**Provided data:**
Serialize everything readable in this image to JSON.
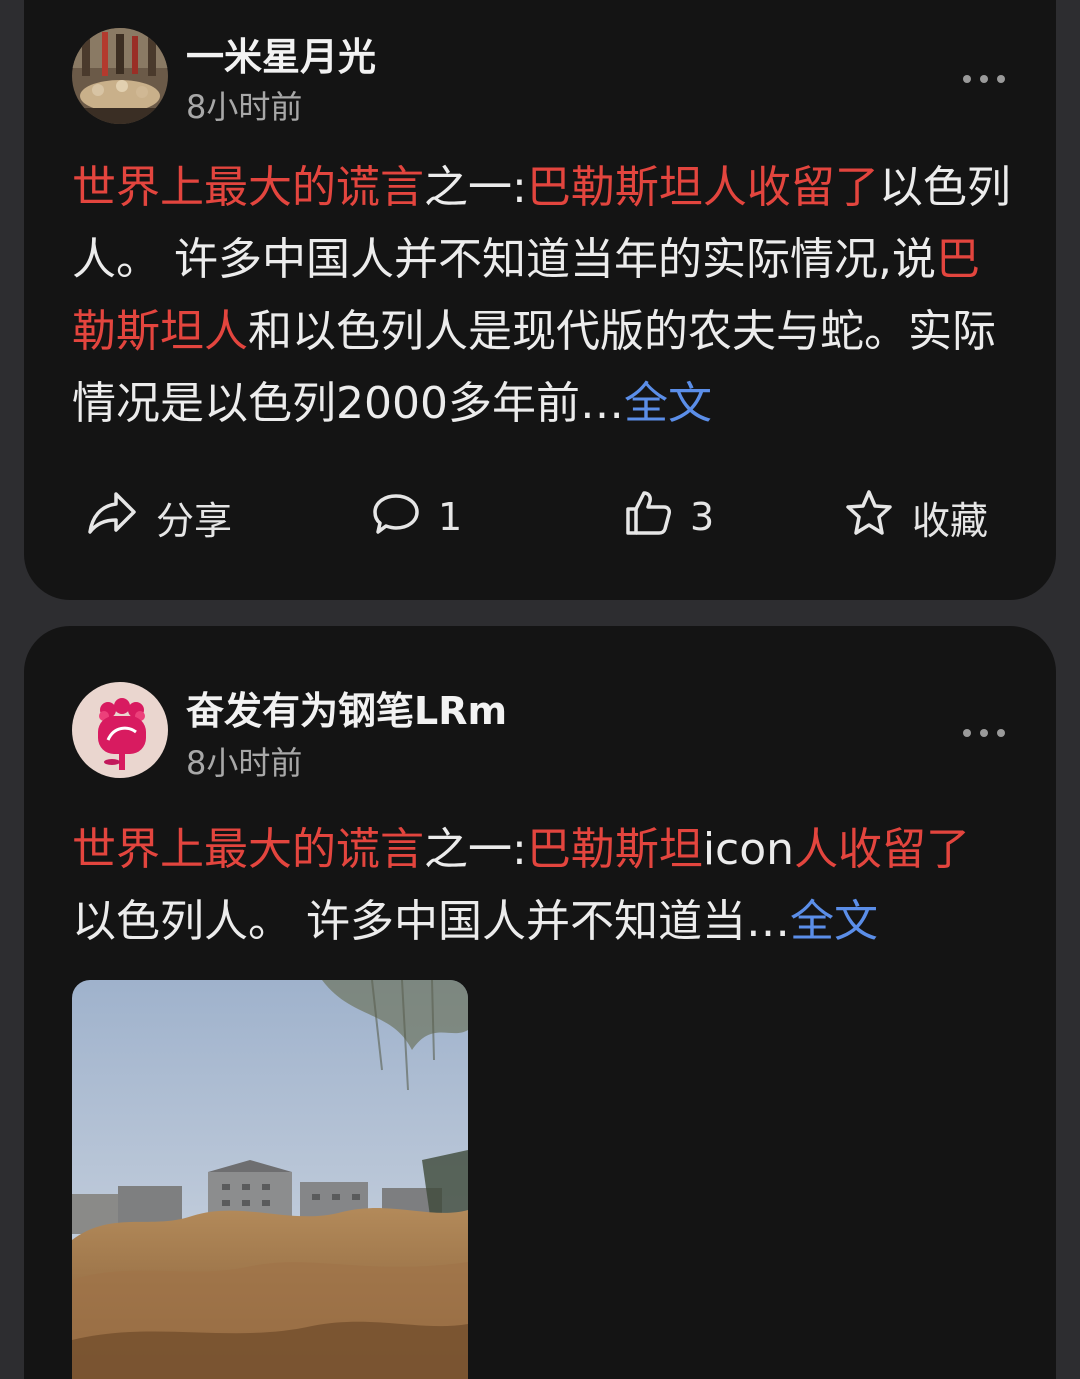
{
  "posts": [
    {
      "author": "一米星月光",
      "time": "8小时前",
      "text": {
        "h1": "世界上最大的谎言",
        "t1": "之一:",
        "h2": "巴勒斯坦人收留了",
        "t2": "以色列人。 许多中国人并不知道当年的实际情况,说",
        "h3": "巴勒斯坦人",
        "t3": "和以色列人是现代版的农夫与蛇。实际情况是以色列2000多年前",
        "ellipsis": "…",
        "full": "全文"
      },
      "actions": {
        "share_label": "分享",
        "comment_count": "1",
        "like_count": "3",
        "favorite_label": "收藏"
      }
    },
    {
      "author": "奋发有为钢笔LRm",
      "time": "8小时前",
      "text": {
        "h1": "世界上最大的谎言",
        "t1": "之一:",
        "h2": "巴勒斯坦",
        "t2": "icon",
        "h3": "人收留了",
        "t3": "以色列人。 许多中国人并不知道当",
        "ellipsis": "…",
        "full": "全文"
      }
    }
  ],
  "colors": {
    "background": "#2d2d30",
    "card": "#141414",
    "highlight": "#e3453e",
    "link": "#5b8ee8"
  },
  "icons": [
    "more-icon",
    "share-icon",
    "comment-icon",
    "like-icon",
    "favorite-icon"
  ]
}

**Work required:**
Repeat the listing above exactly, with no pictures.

**Result below:**
Serialize everything readable in this image to JSON.
{
  "posts": [
    {
      "author": "一米星月光",
      "time": "8小时前",
      "text": {
        "h1": "世界上最大的谎言",
        "t1": "之一:",
        "h2": "巴勒斯坦人收留了",
        "t2": "以色列人。 许多中国人并不知道当年的实际情况,说",
        "h3": "巴勒斯坦人",
        "t3": "和以色列人是现代版的农夫与蛇。实际情况是以色列2000多年前",
        "ellipsis": "…",
        "full": "全文"
      },
      "actions": {
        "share_label": "分享",
        "comment_count": "1",
        "like_count": "3",
        "favorite_label": "收藏"
      }
    },
    {
      "author": "奋发有为钢笔LRm",
      "time": "8小时前",
      "text": {
        "h1": "世界上最大的谎言",
        "t1": "之一:",
        "h2": "巴勒斯坦",
        "t2": "icon",
        "h3": "人收留了",
        "t3": "以色列人。 许多中国人并不知道当",
        "ellipsis": "…",
        "full": "全文"
      }
    }
  ],
  "colors": {
    "background": "#2d2d30",
    "card": "#141414",
    "highlight": "#e3453e",
    "link": "#5b8ee8"
  },
  "icons": [
    "more-icon",
    "share-icon",
    "comment-icon",
    "like-icon",
    "favorite-icon"
  ]
}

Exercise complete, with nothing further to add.